Poker can help you develop good social skills, as it often involves making new friends. In addition, it can also help you learn how to deal with failure.
It can also encourage you to think logically and stay patient, which will be helpful in a wide variety of situations.
You can also learn to be a better decision-maker by analyzing probabilities and calculating implied odds. These skills are important in determining whether to call or raise, as well as the profitability of your bets.
When you’re learning the fundamentals of poker, it’s helpful to watch other players. Pay close attention to how they play their hands and the number of times they bet or fold, so you can identify patterns that indicate strength.
Similarly, you can read their body language and learn to pick up on tells (e.g., nervousness with their chips or scratching their nose). Knowing these details can be incredibly useful when you’re trying to pick up on clues about your opponents and make informed decisions.

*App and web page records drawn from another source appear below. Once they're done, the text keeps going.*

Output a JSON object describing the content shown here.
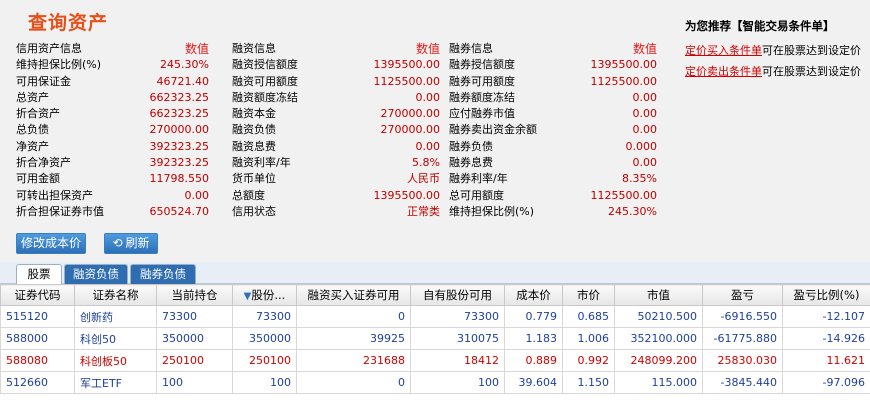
{
  "title": "查询资产",
  "col1": {
    "header": {
      "label": "信用资产信息",
      "value": "数值"
    },
    "rows": [
      {
        "label": "维持担保比例(%)",
        "value": "245.30%"
      },
      {
        "label": "可用保证金",
        "value": "46721.40"
      },
      {
        "label": "总资产",
        "value": "662323.25"
      },
      {
        "label": "折合资产",
        "value": "662323.25"
      },
      {
        "label": "总负债",
        "value": "270000.00"
      },
      {
        "label": "净资产",
        "value": "392323.25"
      },
      {
        "label": "折合净资产",
        "value": "392323.25"
      },
      {
        "label": "可用金额",
        "value": "11798.550"
      },
      {
        "label": "可转出担保资产",
        "value": "0.00"
      },
      {
        "label": "折合担保证券市值",
        "value": "650524.70"
      }
    ]
  },
  "col2": {
    "header": {
      "label": "融资信息",
      "value": "数值"
    },
    "rows": [
      {
        "label": "融资授信额度",
        "value": "1395500.00"
      },
      {
        "label": "融资可用额度",
        "value": "1125500.00"
      },
      {
        "label": "融资额度冻结",
        "value": "0.00"
      },
      {
        "label": "融资本金",
        "value": "270000.00"
      },
      {
        "label": "融资负债",
        "value": "270000.00"
      },
      {
        "label": "融资息费",
        "value": "0.00"
      },
      {
        "label": "融资利率/年",
        "value": "5.8%"
      },
      {
        "label": "货币单位",
        "value": "人民币"
      },
      {
        "label": "总额度",
        "value": "1395500.00"
      },
      {
        "label": "信用状态",
        "value": "正常类"
      }
    ]
  },
  "col3": {
    "header": {
      "label": "融券信息",
      "value": "数值"
    },
    "rows": [
      {
        "label": "融券授信额度",
        "value": "1395500.00"
      },
      {
        "label": "融券可用额度",
        "value": "1125500.00"
      },
      {
        "label": "融券额度冻结",
        "value": "0.00"
      },
      {
        "label": "应付融券市值",
        "value": "0.00"
      },
      {
        "label": "融券卖出资金余额",
        "value": "0.00"
      },
      {
        "label": "融券负债",
        "value": "0.000"
      },
      {
        "label": "融券息费",
        "value": "0.00"
      },
      {
        "label": "融券利率/年",
        "value": "8.35%"
      },
      {
        "label": "总可用额度",
        "value": "1125500.00"
      },
      {
        "label": "维持担保比例(%)",
        "value": "245.30%"
      }
    ]
  },
  "recommend": {
    "title": "为您推荐【智能交易条件单】",
    "lines": [
      {
        "link": "定价买入条件单",
        "text": "可在股票达到设定价"
      },
      {
        "link": "定价卖出条件单",
        "text": "可在股票达到设定价"
      }
    ]
  },
  "buttons": {
    "edit_cost": "修改成本价",
    "refresh": "刷新"
  },
  "tabs": [
    "股票",
    "融资负债",
    "融券负债"
  ],
  "table": {
    "headers": [
      "证券代码",
      "证券名称",
      "当前持仓",
      "股份...",
      "融资买入证券可用",
      "自有股份可用",
      "成本价",
      "市价",
      "市值",
      "盈亏",
      "盈亏比例(%)"
    ],
    "sort_arrow": "▼",
    "rows": [
      {
        "color": "blue",
        "cells": [
          "515120",
          "创新药",
          "73300",
          "73300",
          "0",
          "73300",
          "0.779",
          "0.685",
          "50210.500",
          "-6916.550",
          "-12.107"
        ]
      },
      {
        "color": "blue",
        "cells": [
          "588000",
          "科创50",
          "350000",
          "350000",
          "39925",
          "310075",
          "1.183",
          "1.006",
          "352100.000",
          "-61775.880",
          "-14.926"
        ]
      },
      {
        "color": "red",
        "cells": [
          "588080",
          "科创板50",
          "250100",
          "250100",
          "231688",
          "18412",
          "0.889",
          "0.992",
          "248099.200",
          "25830.030",
          "11.621"
        ]
      },
      {
        "color": "blue",
        "cells": [
          "512660",
          "军工ETF",
          "100",
          "100",
          "0",
          "100",
          "39.604",
          "1.150",
          "115.000",
          "-3845.440",
          "-97.096"
        ]
      }
    ]
  },
  "colors": {
    "title": "#e8501a",
    "value_red": "#c00000",
    "row_blue": "#1f3f9a",
    "row_red": "#d00000",
    "button_blue": "#2d6fb6"
  }
}
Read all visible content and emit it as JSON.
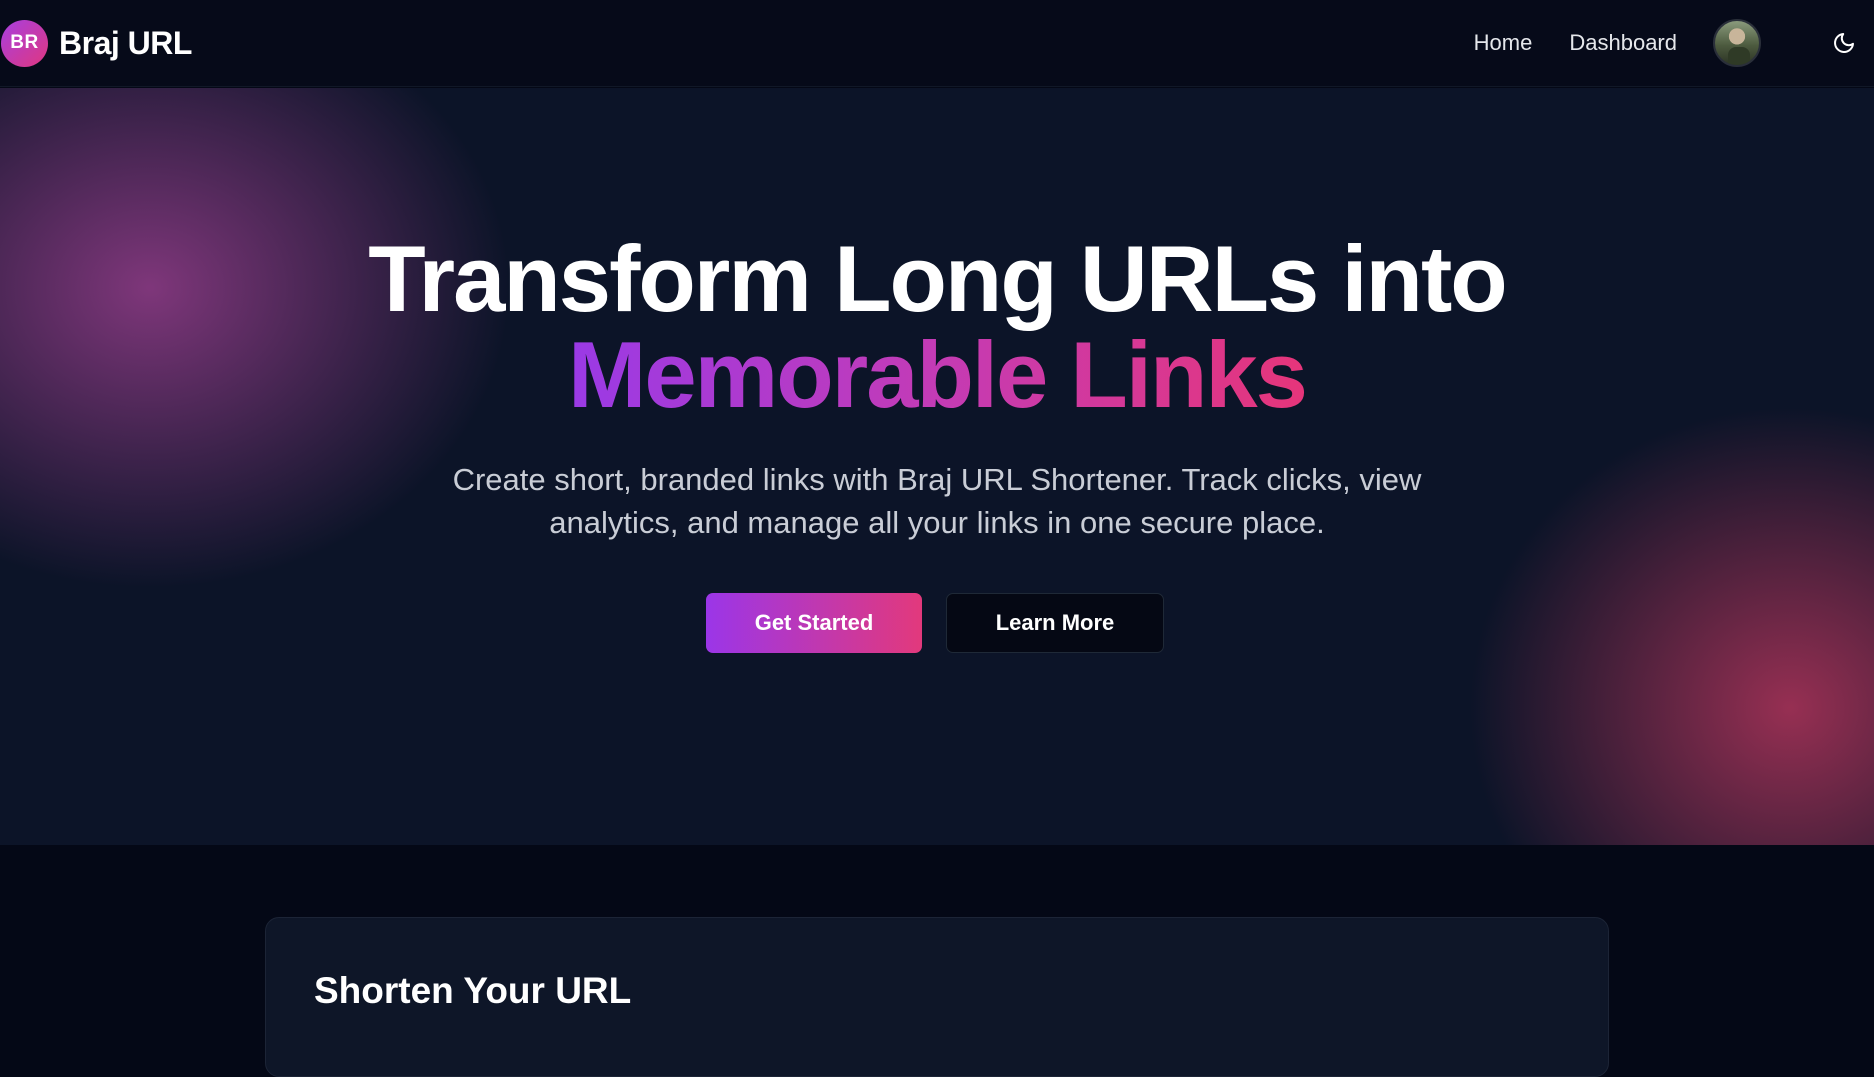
{
  "brand": {
    "logo_text": "BR",
    "name": "Braj URL"
  },
  "nav": {
    "home": "Home",
    "dashboard": "Dashboard"
  },
  "hero": {
    "title_line1": "Transform Long URLs into",
    "title_line2": "Memorable Links",
    "subtitle": "Create short, branded links with Braj URL Shortener. Track clicks, view analytics, and manage all your links in one secure place.",
    "primary_button": "Get Started",
    "secondary_button": "Learn More"
  },
  "shorten_card": {
    "title": "Shorten Your URL"
  },
  "icons": {
    "theme_toggle": "moon-icon",
    "avatar": "user-avatar"
  },
  "colors": {
    "accent_start": "#9b36e8",
    "accent_end": "#e2397c",
    "background": "#040816",
    "hero_background": "#0c1428"
  }
}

If you’re a beginner, it can be helpful to stick with small-stakes games. This will allow you to develop a wide range of skills and get comfortable with the game before increasing your stakes.
As you advance in your poker career, you’ll need to make smart game choices based on your bankroll. You’ll want to find the most profitable games for your bankroll, and participate in them regularly.
This will help you build the foundations of your poker strategy and ensure you’re always playing the best hands. You’ll also be able to improve your game by watching other players’ actions, so you can see what they do well and what they don’t.
You’ll also be able to identify your strengths and weaknesses, which will help you understand when it’s time to play harder or easier. This will ultimately make you a more effective poker player in the long run.
Developing these skills in poker can be beneficial both in your professional life and your personal life. Specifically, it can help you learn how to handle failure and overcome difficult challenges. It can also encourage you to learn how to set goals and celebrate wins.